§ What this task involves: If a line in the data below holds the word "title", include it in the count. Give only the final number.

[Source data]
:::::

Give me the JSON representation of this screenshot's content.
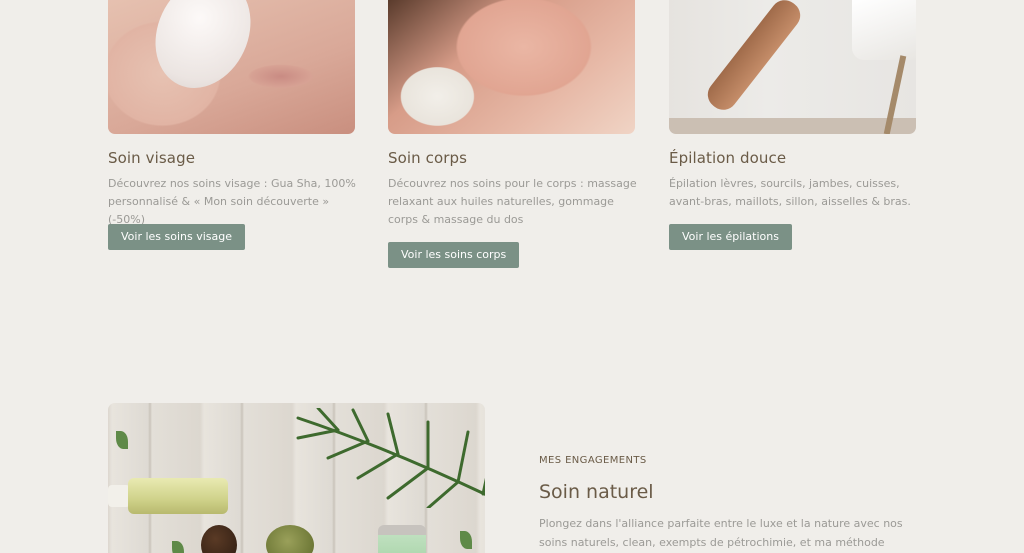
{
  "services": [
    {
      "title": "Soin visage",
      "description": "Découvrez nos soins visage : Gua Sha, 100% personnalisé & « Mon soin découverte » (-50%)",
      "button": "Voir les soins visage"
    },
    {
      "title": "Soin corps",
      "description": "Découvrez nos soins pour le corps : massage relaxant aux huiles naturelles, gommage corps & massage du dos",
      "button": "Voir les soins corps"
    },
    {
      "title": "Épilation douce",
      "description": "Épilation lèvres, sourcils, jambes, cuisses, avant-bras, maillots, sillon, aisselles & bras.",
      "button": "Voir les épilations"
    }
  ],
  "engagement": {
    "kicker": "MES ENGAGEMENTS",
    "title": "Soin naturel",
    "text": "Plongez dans l'alliance parfaite entre le luxe et la nature avec nos soins naturels, clean, exempts de pétrochimie, et ma méthode d'épilation"
  },
  "colors": {
    "background": "#f0eeea",
    "heading": "#6a5b47",
    "body_text": "#9b9a96",
    "button": "#7b9186"
  }
}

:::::

§ Result of the task: 4